Why is it called a “bug”? I really have no idea….maybe because it’s crawling with live micro-organisms? That’s actually kind of creepy to think about, pretend I didn’t say that.
I know you’re eager to get started making your homemade ginger beer, but you’re going to need some patience. It’s going to take 3-7 days to get the “bug” bubbly and ready for action. But trust me, the end result is well worth the wait. You’ll be thanking me when you’re sitting out on your patio on a hot summer day with a homemade ginger beer and rye in your hand.
How to Make a Ginger Bug for Homemade Fermented Soda
Step 1: Gather ingredients
- Ginger: use organic if possible, this way you won’t have to peel it (peel if not organic).
- Sugar: lightly refined, organic cane sugar, or white sugar works best. If you’re using an unrefined sugar, add a tsp of molasses (NO, you can’t substitute for honey or syrup).
- Water: it’s best to use bottled spring water because the natural minerals in the water aid in the fermentation process. Don’t use boiled water because it purifies it too much (I’ve used it before and it never ended up fermenting.) I am lucky enough to be able to use the tap water where I live and have had great results.
Step 2: Assemble
- Add 2 tbsp of fresh ginger, and 2 tbsp sugar to a quart-sized mason jar.
- Fill the jar 2/3 full with filtered or spring water (about 2 cups) and stir with a non-metal spoon.
- Cover the jar with a cloth or coffee filter and secure with an elastic band.
- Leave the jar in a warm location (about 80F) – in the oven with jar the light on is a perfect, undisturbed, environment.
- For the next 3-7 days (time will vary depending on temperature), every 24 hours, add another 1 tbsp of ginger and 1 tbsp of sugar and stir well to combine.
- When little bubbles start to rise and you hear a fizzing sound when you stir, then your starter is complete and you can now use it for ginger beer.

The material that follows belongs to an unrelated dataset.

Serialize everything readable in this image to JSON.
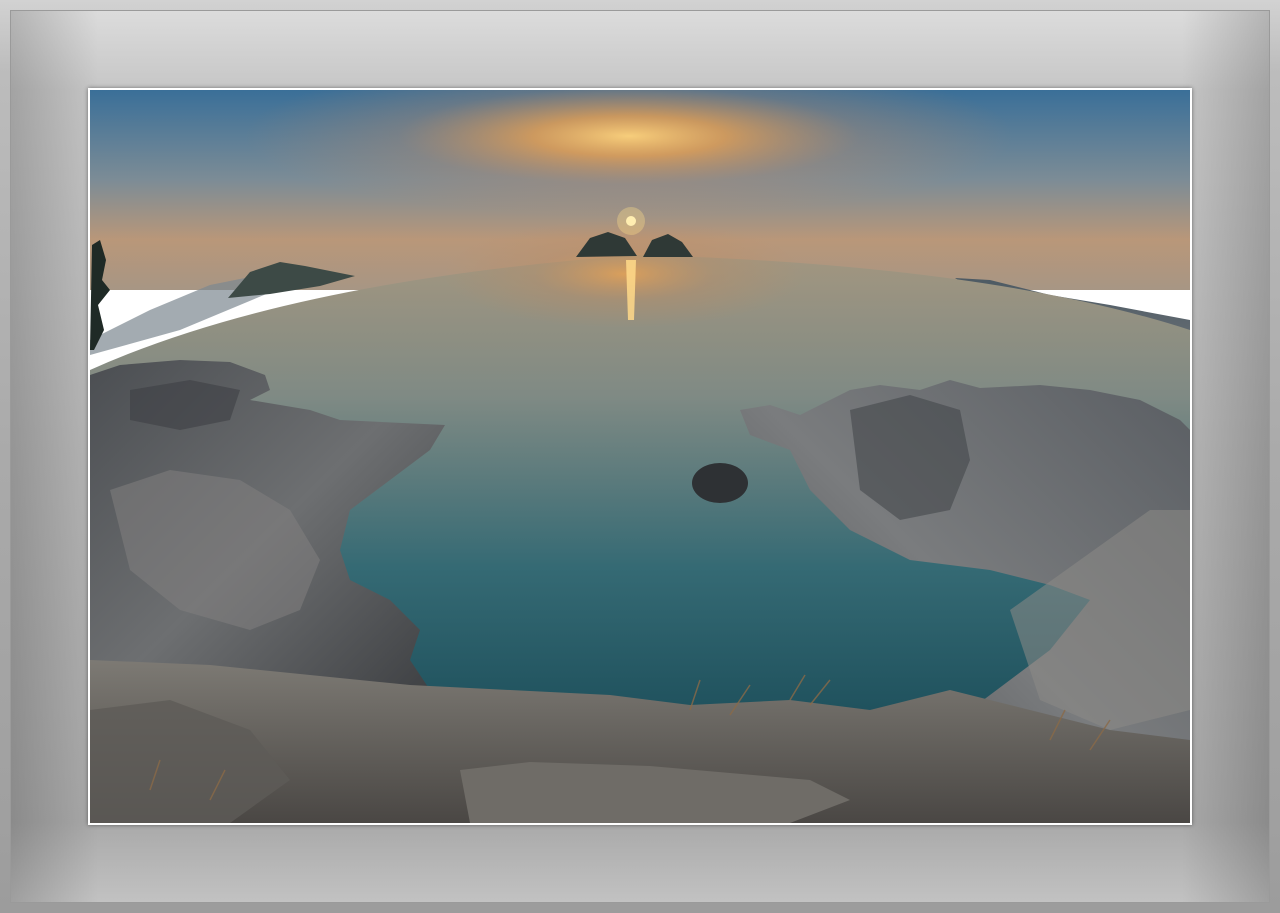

Storing the Ginger Bug
- When storing the ginger bug, keep it away from other fermenting food and beverages as it can cross-culture.

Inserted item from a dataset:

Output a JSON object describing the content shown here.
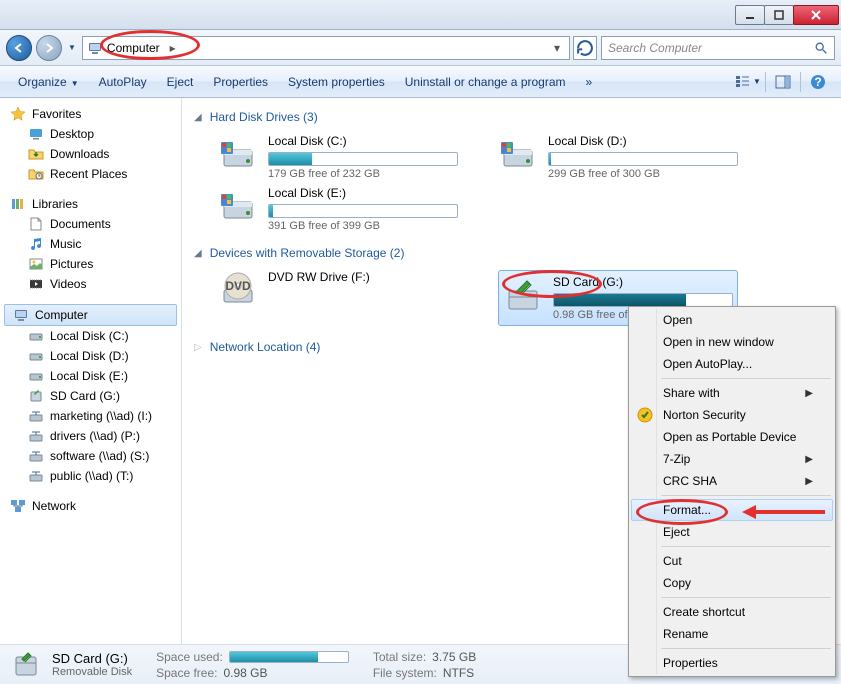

- You can store it on the counter and continue to feed it (1 tbsp ginger + 1 tbsp sugar) everyday if you’re using it regularly, or, you can store it in the fridge and feed it once per week.
- To activate the ginger bug in preparation for making soda, remove it from the fridge, feed it, and bring it back to room temperature.
Read more about the benefits of fermented food and beverages HERE!